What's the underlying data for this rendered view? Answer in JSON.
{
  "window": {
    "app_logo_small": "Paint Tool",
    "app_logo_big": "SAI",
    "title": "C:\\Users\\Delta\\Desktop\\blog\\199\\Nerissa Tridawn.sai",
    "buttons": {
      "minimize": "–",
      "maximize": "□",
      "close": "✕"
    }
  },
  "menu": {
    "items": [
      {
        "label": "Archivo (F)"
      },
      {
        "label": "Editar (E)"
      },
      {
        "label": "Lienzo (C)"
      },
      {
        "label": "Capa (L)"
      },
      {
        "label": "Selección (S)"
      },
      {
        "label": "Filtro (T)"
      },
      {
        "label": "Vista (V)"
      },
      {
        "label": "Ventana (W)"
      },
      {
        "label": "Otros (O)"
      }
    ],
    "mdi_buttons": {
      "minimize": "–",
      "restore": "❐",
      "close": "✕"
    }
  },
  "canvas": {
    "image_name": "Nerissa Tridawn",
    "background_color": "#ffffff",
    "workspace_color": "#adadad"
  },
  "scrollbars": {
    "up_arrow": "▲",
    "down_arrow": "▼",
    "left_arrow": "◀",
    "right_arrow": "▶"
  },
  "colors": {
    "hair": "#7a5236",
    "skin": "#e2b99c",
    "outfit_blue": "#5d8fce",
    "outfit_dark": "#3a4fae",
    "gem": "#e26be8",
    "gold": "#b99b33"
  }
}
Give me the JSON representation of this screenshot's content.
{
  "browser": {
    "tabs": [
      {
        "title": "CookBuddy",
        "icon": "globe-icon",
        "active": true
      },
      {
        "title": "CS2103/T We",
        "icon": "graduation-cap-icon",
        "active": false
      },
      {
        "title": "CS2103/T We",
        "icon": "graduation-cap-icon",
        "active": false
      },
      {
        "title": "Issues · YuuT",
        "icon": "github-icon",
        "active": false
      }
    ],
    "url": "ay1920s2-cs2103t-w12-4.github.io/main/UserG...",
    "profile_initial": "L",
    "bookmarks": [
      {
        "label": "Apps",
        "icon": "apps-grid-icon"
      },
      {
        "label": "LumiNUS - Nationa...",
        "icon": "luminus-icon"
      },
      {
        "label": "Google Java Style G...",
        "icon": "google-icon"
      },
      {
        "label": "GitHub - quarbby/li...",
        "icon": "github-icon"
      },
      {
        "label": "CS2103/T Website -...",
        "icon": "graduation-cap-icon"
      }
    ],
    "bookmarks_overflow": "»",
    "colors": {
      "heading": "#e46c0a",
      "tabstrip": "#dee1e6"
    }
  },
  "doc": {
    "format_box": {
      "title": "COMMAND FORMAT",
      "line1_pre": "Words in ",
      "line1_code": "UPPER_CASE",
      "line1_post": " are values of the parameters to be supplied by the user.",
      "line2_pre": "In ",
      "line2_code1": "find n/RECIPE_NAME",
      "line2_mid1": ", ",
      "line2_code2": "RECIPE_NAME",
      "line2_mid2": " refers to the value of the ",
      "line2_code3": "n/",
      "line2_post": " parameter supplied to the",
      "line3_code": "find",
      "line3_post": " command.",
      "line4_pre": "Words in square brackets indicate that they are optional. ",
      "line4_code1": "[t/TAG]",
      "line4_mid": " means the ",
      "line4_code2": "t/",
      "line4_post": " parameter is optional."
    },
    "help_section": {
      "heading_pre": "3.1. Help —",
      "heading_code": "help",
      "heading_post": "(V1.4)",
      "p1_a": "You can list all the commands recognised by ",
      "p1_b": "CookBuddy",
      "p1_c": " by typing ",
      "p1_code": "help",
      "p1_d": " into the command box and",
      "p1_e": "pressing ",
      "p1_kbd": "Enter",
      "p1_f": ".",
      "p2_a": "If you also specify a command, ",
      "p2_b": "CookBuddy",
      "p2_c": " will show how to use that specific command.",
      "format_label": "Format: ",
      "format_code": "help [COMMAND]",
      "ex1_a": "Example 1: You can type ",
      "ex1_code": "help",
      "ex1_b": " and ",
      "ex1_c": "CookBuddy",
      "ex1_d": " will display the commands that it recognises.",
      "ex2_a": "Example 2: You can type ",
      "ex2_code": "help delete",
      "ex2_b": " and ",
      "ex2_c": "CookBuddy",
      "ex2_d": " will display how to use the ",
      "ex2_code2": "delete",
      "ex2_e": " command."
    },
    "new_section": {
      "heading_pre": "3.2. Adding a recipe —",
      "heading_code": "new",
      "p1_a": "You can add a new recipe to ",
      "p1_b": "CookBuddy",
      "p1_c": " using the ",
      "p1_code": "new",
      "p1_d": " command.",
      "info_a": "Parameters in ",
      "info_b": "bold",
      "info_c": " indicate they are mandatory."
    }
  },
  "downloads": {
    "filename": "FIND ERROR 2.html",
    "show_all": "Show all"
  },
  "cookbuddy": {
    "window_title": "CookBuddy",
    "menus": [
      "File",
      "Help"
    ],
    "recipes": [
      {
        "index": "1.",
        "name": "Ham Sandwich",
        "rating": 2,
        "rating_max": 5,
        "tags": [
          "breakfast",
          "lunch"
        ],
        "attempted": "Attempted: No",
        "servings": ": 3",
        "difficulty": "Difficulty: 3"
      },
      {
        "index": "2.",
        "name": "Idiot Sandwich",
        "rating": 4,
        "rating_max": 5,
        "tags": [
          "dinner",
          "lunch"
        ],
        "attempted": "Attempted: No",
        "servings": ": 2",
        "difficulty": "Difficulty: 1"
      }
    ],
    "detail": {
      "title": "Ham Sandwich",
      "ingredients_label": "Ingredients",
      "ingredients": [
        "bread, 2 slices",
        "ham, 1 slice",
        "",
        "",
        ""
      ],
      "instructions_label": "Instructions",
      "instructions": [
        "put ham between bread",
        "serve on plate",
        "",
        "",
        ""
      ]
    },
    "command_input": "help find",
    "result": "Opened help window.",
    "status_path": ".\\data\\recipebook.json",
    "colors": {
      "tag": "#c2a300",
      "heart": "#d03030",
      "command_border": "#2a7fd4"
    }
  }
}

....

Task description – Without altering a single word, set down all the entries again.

Answer space –
What's the underlying data for this rendered view? Answer in JSON.
{
  "window": {
    "app_logo_small": "Paint Tool",
    "app_logo_big": "SAI",
    "title": "C:\\Users\\Delta\\Desktop\\blog\\199\\Nerissa Tridawn.sai",
    "buttons": {
      "minimize": "–",
      "maximize": "□",
      "close": "✕"
    }
  },
  "menu": {
    "items": [
      {
        "label": "Archivo (F)"
      },
      {
        "label": "Editar (E)"
      },
      {
        "label": "Lienzo (C)"
      },
      {
        "label": "Capa (L)"
      },
      {
        "label": "Selección (S)"
      },
      {
        "label": "Filtro (T)"
      },
      {
        "label": "Vista (V)"
      },
      {
        "label": "Ventana (W)"
      },
      {
        "label": "Otros (O)"
      }
    ],
    "mdi_buttons": {
      "minimize": "–",
      "restore": "❐",
      "close": "✕"
    }
  },
  "canvas": {
    "image_name": "Nerissa Tridawn",
    "background_color": "#ffffff",
    "workspace_color": "#adadad"
  },
  "scrollbars": {
    "up_arrow": "▲",
    "down_arrow": "▼",
    "left_arrow": "◀",
    "right_arrow": "▶"
  },
  "colors": {
    "hair": "#7a5236",
    "skin": "#e2b99c",
    "outfit_blue": "#5d8fce",
    "outfit_dark": "#3a4fae",
    "gem": "#e26be8",
    "gold": "#b99b33"
  }
}
Give me the JSON representation of this screenshot's content.
{
  "browser": {
    "tabs": [
      {
        "title": "CookBuddy",
        "icon": "globe-icon",
        "active": true
      },
      {
        "title": "CS2103/T We",
        "icon": "graduation-cap-icon",
        "active": false
      },
      {
        "title": "CS2103/T We",
        "icon": "graduation-cap-icon",
        "active": false
      },
      {
        "title": "Issues · YuuT",
        "icon": "github-icon",
        "active": false
      }
    ],
    "url": "ay1920s2-cs2103t-w12-4.github.io/main/UserG...",
    "profile_initial": "L",
    "bookmarks": [
      {
        "label": "Apps",
        "icon": "apps-grid-icon"
      },
      {
        "label": "LumiNUS - Nationa...",
        "icon": "luminus-icon"
      },
      {
        "label": "Google Java Style G...",
        "icon": "google-icon"
      },
      {
        "label": "GitHub - quarbby/li...",
        "icon": "github-icon"
      },
      {
        "label": "CS2103/T Website -...",
        "icon": "graduation-cap-icon"
      }
    ],
    "bookmarks_overflow": "»",
    "colors": {
      "heading": "#e46c0a",
      "tabstrip": "#dee1e6"
    }
  },
  "doc": {
    "format_box": {
      "title": "COMMAND FORMAT",
      "line1_pre": "Words in ",
      "line1_code": "UPPER_CASE",
      "line1_post": " are values of the parameters to be supplied by the user.",
      "line2_pre": "In ",
      "line2_code1": "find n/RECIPE_NAME",
      "line2_mid1": ", ",
      "line2_code2": "RECIPE_NAME",
      "line2_mid2": " refers to the value of the ",
      "line2_code3": "n/",
      "line2_post": " parameter supplied to the",
      "line3_code": "find",
      "line3_post": " command.",
      "line4_pre": "Words in square brackets indicate that they are optional. ",
      "line4_code1": "[t/TAG]",
      "line4_mid": " means the ",
      "line4_code2": "t/",
      "line4_post": " parameter is optional."
    },
    "help_section": {
      "heading_pre": "3.1. Help —",
      "heading_code": "help",
      "heading_post": "(V1.4)",
      "p1_a": "You can list all the commands recognised by ",
      "p1_b": "CookBuddy",
      "p1_c": " by typing ",
      "p1_code": "help",
      "p1_d": " into the command box and",
      "p1_e": "pressing ",
      "p1_kbd": "Enter",
      "p1_f": ".",
      "p2_a": "If you also specify a command, ",
      "p2_b": "CookBuddy",
      "p2_c": " will show how to use that specific command.",
      "format_label": "Format: ",
      "format_code": "help [COMMAND]",
      "ex1_a": "Example 1: You can type ",
      "ex1_code": "help",
      "ex1_b": " and ",
      "ex1_c": "CookBuddy",
      "ex1_d": " will display the commands that it recognises.",
      "ex2_a": "Example 2: You can type ",
      "ex2_code": "help delete",
      "ex2_b": " and ",
      "ex2_c": "CookBuddy",
      "ex2_d": " will display how to use the ",
      "ex2_code2": "delete",
      "ex2_e": " command."
    },
    "new_section": {
      "heading_pre": "3.2. Adding a recipe —",
      "heading_code": "new",
      "p1_a": "You can add a new recipe to ",
      "p1_b": "CookBuddy",
      "p1_c": " using the ",
      "p1_code": "new",
      "p1_d": " command.",
      "info_a": "Parameters in ",
      "info_b": "bold",
      "info_c": " indicate they are mandatory."
    }
  },
  "downloads": {
    "filename": "FIND ERROR 2.html",
    "show_all": "Show all"
  },
  "cookbuddy": {
    "window_title": "CookBuddy",
    "menus": [
      "File",
      "Help"
    ],
    "recipes": [
      {
        "index": "1.",
        "name": "Ham Sandwich",
        "rating": 2,
        "rating_max": 5,
        "tags": [
          "breakfast",
          "lunch"
        ],
        "attempted": "Attempted: No",
        "servings": ": 3",
        "difficulty": "Difficulty: 3"
      },
      {
        "index": "2.",
        "name": "Idiot Sandwich",
        "rating": 4,
        "rating_max": 5,
        "tags": [
          "dinner",
          "lunch"
        ],
        "attempted": "Attempted: No",
        "servings": ": 2",
        "difficulty": "Difficulty: 1"
      }
    ],
    "detail": {
      "title": "Ham Sandwich",
      "ingredients_label": "Ingredients",
      "ingredients": [
        "bread, 2 slices",
        "ham, 1 slice",
        "",
        "",
        ""
      ],
      "instructions_label": "Instructions",
      "instructions": [
        "put ham between bread",
        "serve on plate",
        "",
        "",
        ""
      ]
    },
    "command_input": "help find",
    "result": "Opened help window.",
    "status_path": ".\\data\\recipebook.json",
    "colors": {
      "tag": "#c2a300",
      "heart": "#d03030",
      "command_border": "#2a7fd4"
    }
  }
}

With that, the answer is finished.